- What you have to do -
Show all lines of the entries in which the word "Confidence" is found.

───── Information provided

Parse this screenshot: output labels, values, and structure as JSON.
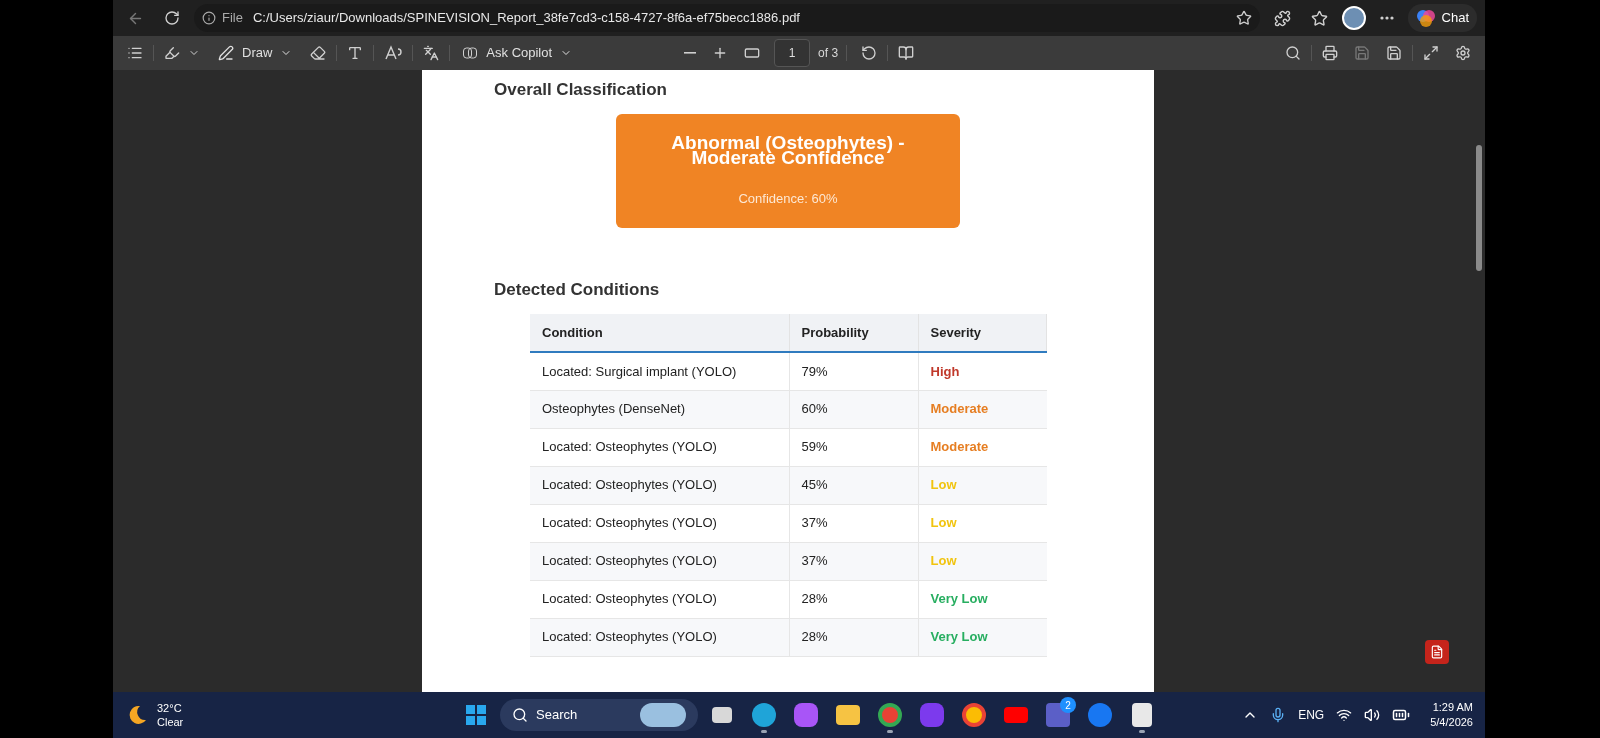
{
  "browser": {
    "address_prefix": "File",
    "url": "C:/Users/ziaur/Downloads/SPINEVISION_Report_38fe7cd3-c158-4727-8f6a-ef75becc1886.pdf",
    "chat_label": "Chat"
  },
  "pdf_toolbar": {
    "draw_label": "Draw",
    "copilot_label": "Ask Copilot",
    "page_number": "1",
    "page_count": "of 3"
  },
  "document": {
    "classification_heading": "Overall Classification",
    "classification_card": {
      "title": "Abnormal (Osteophytes) - Moderate Confidence",
      "confidence": "Confidence: 60%"
    },
    "conditions_heading": "Detected Conditions",
    "table": {
      "columns": [
        "Condition",
        "Probability",
        "Severity"
      ],
      "rows": [
        {
          "condition": "Located: Surgical implant (YOLO)",
          "probability": "79%",
          "severity": "High",
          "color": "#c0392b"
        },
        {
          "condition": "Osteophytes (DenseNet)",
          "probability": "60%",
          "severity": "Moderate",
          "color": "#e67e22"
        },
        {
          "condition": "Located: Osteophytes (YOLO)",
          "probability": "59%",
          "severity": "Moderate",
          "color": "#e67e22"
        },
        {
          "condition": "Located: Osteophytes (YOLO)",
          "probability": "45%",
          "severity": "Low",
          "color": "#f1c40f"
        },
        {
          "condition": "Located: Osteophytes (YOLO)",
          "probability": "37%",
          "severity": "Low",
          "color": "#f1c40f"
        },
        {
          "condition": "Located: Osteophytes (YOLO)",
          "probability": "37%",
          "severity": "Low",
          "color": "#f1c40f"
        },
        {
          "condition": "Located: Osteophytes (YOLO)",
          "probability": "28%",
          "severity": "Very Low",
          "color": "#27ae60"
        },
        {
          "condition": "Located: Osteophytes (YOLO)",
          "probability": "28%",
          "severity": "Very Low",
          "color": "#27ae60"
        }
      ]
    }
  },
  "taskbar": {
    "temperature": "32°C",
    "weather": "Clear",
    "search_label": "Search",
    "teams_badge": "2",
    "language": "ENG",
    "time": "1:29 AM",
    "date": "5/4/2026"
  }
}
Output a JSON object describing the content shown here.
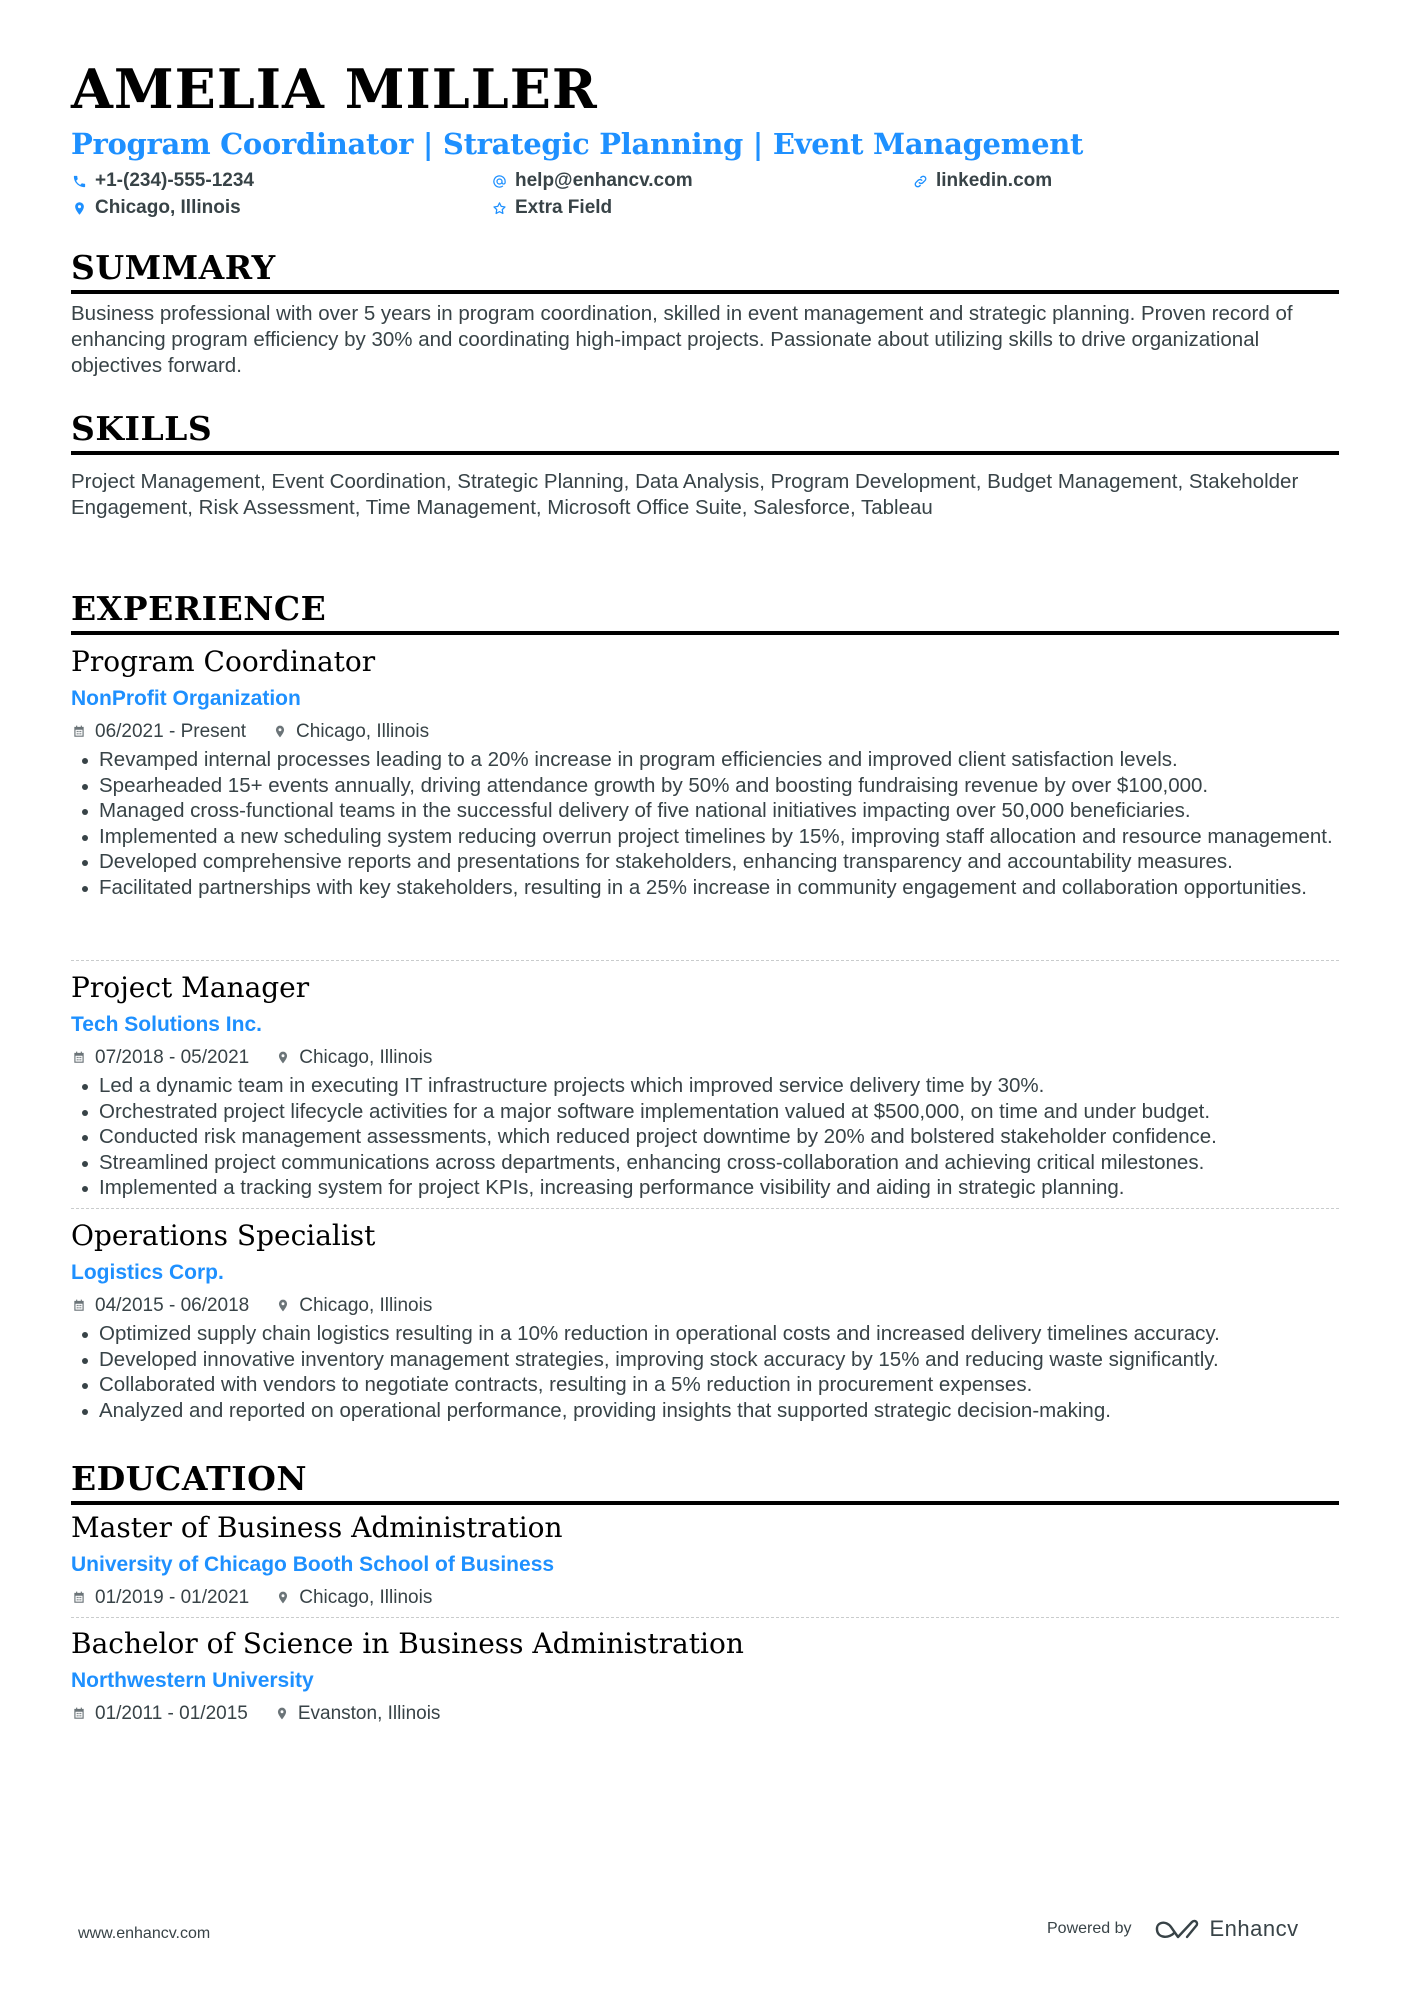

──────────

- Response box -
      "title": "Abnormal (Osteophytes) - Moderate Confidence",
      "confidence": "Confidence: 60%"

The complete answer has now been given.